By Carrie Rossenfeld
LADERA RANCH, CA—The disparity between what healthcare providers and healthcare real estate owners strive for requires delicacy and hands-on care from real estate professionals, Cypress West Partners principals Chris Cumella and Jeff Johnson tell GlobeSt.com. Earlier this week, we reported on our interview with the principals about their firm’s latest medical-office building acquisition and what the investment market is like for healthcare. Here, we continue our interview discussing some of the greatest challenges and opportunities in healthcare real estate.
GlobeSt.com: Where is the greatest opportunity to add value to the assets you are acquiring, considering current healthcare industry trends and demands?
Johnson: Speaking from our portfolio experience, this almost goes back to the question about fragmentation of the market. We’ve had some acquisitions by individual owners who don’t have professional management, so there’s opportunity for there. Also, going in and understanding the leases and being able to charge rent appropriately based on what the leases say, as well as refining expenses, is a needed skill. There are opportunities with energy efficiency, so we’re looking at lighting retrofits since changing to LED makes all the difference and drives bottom-line revenues for owners.
GlobeSt.com: What are the greatest challenges?
Johnson: The market today is very different from what it was two years ago. At that time, we could have said that everything was slow and nobody was making decisions.
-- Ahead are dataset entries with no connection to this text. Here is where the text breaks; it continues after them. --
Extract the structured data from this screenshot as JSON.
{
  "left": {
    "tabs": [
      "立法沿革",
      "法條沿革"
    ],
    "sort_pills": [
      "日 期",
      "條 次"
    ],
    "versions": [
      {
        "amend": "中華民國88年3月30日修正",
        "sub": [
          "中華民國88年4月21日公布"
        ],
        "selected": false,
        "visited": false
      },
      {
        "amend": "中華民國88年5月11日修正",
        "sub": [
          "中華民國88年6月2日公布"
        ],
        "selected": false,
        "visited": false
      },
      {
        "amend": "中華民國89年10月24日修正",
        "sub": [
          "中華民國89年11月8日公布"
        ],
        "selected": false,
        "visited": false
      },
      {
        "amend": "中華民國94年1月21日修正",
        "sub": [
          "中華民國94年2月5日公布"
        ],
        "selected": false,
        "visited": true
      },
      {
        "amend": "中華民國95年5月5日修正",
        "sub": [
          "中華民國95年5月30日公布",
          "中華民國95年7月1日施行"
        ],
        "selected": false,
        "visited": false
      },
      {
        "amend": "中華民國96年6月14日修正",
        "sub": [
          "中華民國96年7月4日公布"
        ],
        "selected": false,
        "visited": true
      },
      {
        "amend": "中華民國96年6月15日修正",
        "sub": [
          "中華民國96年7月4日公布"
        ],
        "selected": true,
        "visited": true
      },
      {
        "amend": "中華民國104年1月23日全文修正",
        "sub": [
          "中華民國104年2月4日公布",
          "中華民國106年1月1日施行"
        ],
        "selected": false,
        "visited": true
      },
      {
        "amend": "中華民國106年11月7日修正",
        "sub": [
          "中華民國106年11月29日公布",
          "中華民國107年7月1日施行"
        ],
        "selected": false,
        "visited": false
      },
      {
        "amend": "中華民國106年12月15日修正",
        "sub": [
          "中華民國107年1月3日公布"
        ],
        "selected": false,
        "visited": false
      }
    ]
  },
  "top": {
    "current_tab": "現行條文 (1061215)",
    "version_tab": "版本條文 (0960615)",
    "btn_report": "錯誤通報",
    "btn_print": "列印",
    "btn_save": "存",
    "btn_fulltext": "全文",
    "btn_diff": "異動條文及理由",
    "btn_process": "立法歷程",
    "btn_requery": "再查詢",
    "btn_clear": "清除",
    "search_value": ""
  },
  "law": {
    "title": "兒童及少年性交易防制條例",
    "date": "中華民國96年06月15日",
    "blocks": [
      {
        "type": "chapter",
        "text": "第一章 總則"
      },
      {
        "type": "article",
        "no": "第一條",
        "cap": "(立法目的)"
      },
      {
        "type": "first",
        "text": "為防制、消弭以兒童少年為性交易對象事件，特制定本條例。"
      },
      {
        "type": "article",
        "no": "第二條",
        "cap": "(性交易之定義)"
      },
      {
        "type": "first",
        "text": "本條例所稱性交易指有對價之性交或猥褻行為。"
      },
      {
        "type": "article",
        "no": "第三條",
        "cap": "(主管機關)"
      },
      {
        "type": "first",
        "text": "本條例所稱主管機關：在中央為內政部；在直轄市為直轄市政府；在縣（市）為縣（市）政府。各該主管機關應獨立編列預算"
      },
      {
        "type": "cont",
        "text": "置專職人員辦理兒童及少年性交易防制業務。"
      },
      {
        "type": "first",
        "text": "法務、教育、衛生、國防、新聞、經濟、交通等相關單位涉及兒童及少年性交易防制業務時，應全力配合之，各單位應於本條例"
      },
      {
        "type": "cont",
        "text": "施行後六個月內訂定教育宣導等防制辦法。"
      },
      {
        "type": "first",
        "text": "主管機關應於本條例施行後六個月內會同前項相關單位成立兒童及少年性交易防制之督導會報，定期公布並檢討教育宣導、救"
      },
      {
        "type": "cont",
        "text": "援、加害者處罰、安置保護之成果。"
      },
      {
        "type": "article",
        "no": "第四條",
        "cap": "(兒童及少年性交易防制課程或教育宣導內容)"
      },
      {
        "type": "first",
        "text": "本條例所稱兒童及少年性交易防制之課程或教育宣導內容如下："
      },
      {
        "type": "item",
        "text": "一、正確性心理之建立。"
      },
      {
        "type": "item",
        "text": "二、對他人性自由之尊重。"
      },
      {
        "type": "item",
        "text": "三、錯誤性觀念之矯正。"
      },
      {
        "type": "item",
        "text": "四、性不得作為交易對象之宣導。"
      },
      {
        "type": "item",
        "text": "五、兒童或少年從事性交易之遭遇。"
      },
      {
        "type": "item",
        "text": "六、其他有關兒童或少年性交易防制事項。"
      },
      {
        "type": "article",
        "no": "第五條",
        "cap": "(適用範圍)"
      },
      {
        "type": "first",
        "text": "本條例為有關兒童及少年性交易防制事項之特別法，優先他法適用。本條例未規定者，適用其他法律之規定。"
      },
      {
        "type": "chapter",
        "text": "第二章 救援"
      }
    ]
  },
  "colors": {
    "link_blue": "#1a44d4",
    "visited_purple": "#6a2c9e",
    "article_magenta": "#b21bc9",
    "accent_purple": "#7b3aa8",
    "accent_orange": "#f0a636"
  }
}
We were doing one-year leases at a time, and it was a stretch to get that from the doctors. For the last 1.5 years, I wouldn’t say they have total visibility with what’s going on with healthcare—one doctor said in about three years he will have visibility, but he has to make decisions now. A lot of the doctors are partnering up in groups and selling out to the hospitals—that’s the biggest challenge. We’re seeing larger, chunkier users, and the average deal is between 3,000 square feet and 5,000 square feet, whereas it used to be around 1,500 square feet.
Cumella: With hospitals and hotel systems, it’s like asking a battleship to make a U-turn. If they start now, in a couple of months they may be about to turn around. They’re big organizations, and it takes them time to react. They spend much more time thinking about making decisions.
With institutional money in healthcare, there’s a cultural clash there, but which one is right? Hospitals are from Venus, and institutions are from Mars. While the industry is bottom-line focused, it’s not bottom line driven for hospitals, especially religious-backed hospitals. Their goal is to deliver quality healthcare to the community—that’s their mission and that’s their daily driver. It’s a different animal than big-box retail.
GlobeSt.com: What is the key to managing healthcare assets today?
Johnson: We have a lot of individual doctors in buildings, and it’s very personal for them. They write checks to pay rent. You have to pay attention to detail, understand their practice and what they’re going through. It helps to have a focus on that.
Cumella: These are high-traffic buildings. It’s not like everybody comes in in the morning and leaves at night. A medical-office building turns over parking spaces every hour, and patients are coming in from the early morning until late at night. It’s a high-velocity business. It can be overwhelming on the staff and on the building systems themselves. The difference between a regular office building and a medical-office building is like the difference between two cars that are both 2012 models, but one has 80,000 miles on it and one has 2,000 miles on it. They’re both the same age, but one has been used a lot more. You have to learn to work on that investment.
GlobeSt.com: Where is the greatest opportunity?
Cumella: The mom-and-pops don’t really have access to the same efficiencies as we do. That’s a place where the value of our expertise is recognized immediately by someone who needs it. Also, there’s this institutionalization of real estate, and not many could pass the acid test of working with an institutional owner. We can offer the best of both worlds: that mom-and-pop feeling with institutional capabilities. This space requires someone who can bridge that gap. Doctors are professionals, but as Jeff said, they cut their own checks. There’s fragility there, and you have to know how to handle it.
GlobeSt.com: How are healthcare providers being challenged today?
Cumella: Next to payroll, real estate is the second-largest line item on their balance sheet. It’s where reimbursements are getting cut. They need to find ways to be more efficient with real estate: through space planning, utilities and energy. Everything will be scrutinized over the next five years or you’ll be losing tenants. These are not passive investments—they’re not “set it and forget it.” Multitenant healthcare is a full-contact sport.